Teaching Goal: We will go through Knuth's charming book on the topic of surreal numbers, working on the problems that arise. Students will be expected to work through various problems posed in the book on their own. (Knuth, Donald E., Surreal Numbers, London: Addison-Wesley, 1974)
Content: The surreal numbers, invented by John Conway, unify the real numbers and the ordinals into a single elegant number system. The surreal numbers extend the ordinary real numbers to a new and much larger number system incorporating infinitesimal and infinite numbers of arbitrary degree, while retaining many of the desirable features of the real numbers and of the ordinals.
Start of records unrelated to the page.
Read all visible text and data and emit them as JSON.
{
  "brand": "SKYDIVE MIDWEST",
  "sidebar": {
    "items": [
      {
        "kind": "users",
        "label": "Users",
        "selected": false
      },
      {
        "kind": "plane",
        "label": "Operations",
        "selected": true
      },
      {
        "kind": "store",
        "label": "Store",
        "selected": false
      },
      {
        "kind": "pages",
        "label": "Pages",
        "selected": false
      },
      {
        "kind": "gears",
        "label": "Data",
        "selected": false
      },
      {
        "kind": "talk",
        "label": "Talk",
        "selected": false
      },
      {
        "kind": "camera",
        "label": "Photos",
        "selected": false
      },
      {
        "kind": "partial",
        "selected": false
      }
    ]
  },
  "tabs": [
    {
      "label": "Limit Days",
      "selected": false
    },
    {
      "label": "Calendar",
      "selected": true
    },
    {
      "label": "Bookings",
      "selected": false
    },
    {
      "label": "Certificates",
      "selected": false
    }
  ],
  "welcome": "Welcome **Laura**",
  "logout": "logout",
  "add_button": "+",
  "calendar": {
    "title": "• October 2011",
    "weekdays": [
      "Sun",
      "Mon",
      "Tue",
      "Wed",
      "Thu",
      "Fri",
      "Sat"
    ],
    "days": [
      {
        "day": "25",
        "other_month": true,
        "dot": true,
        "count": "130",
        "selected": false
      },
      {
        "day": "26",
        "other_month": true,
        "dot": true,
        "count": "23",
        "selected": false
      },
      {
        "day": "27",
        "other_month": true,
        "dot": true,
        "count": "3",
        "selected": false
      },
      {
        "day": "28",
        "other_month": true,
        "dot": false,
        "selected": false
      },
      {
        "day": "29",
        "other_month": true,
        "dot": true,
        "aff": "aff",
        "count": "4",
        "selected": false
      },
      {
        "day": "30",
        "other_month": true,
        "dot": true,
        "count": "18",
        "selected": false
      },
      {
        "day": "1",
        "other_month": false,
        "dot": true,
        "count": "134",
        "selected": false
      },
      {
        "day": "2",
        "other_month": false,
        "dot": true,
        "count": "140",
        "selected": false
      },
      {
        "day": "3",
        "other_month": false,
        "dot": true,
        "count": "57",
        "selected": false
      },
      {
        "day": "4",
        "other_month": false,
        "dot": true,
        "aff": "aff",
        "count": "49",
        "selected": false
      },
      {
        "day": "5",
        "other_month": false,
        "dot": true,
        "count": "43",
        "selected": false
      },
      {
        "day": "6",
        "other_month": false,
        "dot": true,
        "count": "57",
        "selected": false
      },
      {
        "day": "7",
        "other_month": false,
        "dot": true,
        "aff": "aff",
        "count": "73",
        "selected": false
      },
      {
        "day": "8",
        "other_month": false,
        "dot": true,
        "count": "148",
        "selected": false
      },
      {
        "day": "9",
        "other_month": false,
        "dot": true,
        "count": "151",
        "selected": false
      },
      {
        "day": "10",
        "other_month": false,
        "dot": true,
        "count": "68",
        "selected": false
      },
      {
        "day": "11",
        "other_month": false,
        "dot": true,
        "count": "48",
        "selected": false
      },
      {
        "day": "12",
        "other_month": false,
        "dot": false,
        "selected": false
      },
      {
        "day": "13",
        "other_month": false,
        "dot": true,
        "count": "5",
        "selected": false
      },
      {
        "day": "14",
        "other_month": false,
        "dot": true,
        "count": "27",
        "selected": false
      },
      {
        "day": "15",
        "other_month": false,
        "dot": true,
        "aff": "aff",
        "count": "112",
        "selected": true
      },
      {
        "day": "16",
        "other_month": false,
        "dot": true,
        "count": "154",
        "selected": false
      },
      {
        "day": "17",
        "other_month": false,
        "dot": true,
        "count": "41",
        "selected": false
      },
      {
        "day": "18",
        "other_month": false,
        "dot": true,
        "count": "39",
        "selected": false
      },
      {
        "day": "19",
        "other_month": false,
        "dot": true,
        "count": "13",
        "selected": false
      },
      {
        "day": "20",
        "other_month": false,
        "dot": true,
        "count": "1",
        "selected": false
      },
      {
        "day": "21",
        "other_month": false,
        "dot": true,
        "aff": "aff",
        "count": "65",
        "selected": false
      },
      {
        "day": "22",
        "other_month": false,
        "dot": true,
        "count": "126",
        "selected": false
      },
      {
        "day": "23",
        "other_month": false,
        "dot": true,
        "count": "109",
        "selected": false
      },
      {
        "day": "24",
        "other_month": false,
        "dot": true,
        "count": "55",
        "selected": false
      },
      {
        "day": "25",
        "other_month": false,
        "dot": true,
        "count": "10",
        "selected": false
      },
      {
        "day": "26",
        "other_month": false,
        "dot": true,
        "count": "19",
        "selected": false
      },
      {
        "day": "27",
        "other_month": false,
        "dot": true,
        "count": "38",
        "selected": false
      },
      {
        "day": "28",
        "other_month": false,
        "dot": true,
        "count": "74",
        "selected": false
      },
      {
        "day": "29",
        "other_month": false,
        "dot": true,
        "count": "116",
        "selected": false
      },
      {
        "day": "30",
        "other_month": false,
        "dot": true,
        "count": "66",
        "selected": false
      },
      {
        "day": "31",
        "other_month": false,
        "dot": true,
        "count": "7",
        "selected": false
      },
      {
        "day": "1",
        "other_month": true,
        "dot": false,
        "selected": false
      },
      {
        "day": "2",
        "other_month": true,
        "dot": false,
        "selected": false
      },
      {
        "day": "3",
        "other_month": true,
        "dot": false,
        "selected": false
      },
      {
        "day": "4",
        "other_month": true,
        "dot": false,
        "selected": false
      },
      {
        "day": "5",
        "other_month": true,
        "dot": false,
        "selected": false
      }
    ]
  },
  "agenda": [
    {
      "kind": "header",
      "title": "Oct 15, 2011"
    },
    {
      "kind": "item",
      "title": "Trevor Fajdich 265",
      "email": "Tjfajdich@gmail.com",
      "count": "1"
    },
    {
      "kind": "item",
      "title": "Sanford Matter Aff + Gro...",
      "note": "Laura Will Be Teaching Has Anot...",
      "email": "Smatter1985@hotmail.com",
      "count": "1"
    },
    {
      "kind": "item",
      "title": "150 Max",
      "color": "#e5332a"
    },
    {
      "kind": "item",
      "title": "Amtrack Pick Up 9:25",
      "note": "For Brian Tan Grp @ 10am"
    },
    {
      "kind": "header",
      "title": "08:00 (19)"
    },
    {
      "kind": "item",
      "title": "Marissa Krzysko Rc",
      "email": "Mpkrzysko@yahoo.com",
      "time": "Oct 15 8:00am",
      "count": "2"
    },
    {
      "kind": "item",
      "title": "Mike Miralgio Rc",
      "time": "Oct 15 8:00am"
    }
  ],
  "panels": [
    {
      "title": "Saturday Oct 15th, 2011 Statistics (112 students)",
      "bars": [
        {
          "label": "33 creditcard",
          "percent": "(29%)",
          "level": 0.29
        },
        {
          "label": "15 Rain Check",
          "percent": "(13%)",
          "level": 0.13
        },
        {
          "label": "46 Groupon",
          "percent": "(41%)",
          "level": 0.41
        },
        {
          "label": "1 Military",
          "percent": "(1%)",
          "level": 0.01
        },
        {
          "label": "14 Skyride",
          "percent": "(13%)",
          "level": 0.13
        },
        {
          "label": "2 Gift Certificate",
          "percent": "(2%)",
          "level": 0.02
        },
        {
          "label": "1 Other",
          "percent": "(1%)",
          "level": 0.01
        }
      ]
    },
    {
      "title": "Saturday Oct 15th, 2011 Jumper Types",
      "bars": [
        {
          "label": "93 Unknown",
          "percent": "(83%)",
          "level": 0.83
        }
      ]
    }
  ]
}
The foundation is amazingly simple and elegant: one begins with nothing, and then successively takes Dedekind-style cuts in the numbers produced so far. In a grand transfinite recursion, this single idea leads to all the surreal numbers. The project will consist of our reading and working through (the early part of) Knuth's excellent book, a narrative describing two characters' exploration of the surreal numbers. This unusual book may be unique in its style of presenting mathematical concepts in a narrative format. The two characters in the book represent two mathematical philosophies or styles of doing mathematics, in how they approach the problems posed in the book.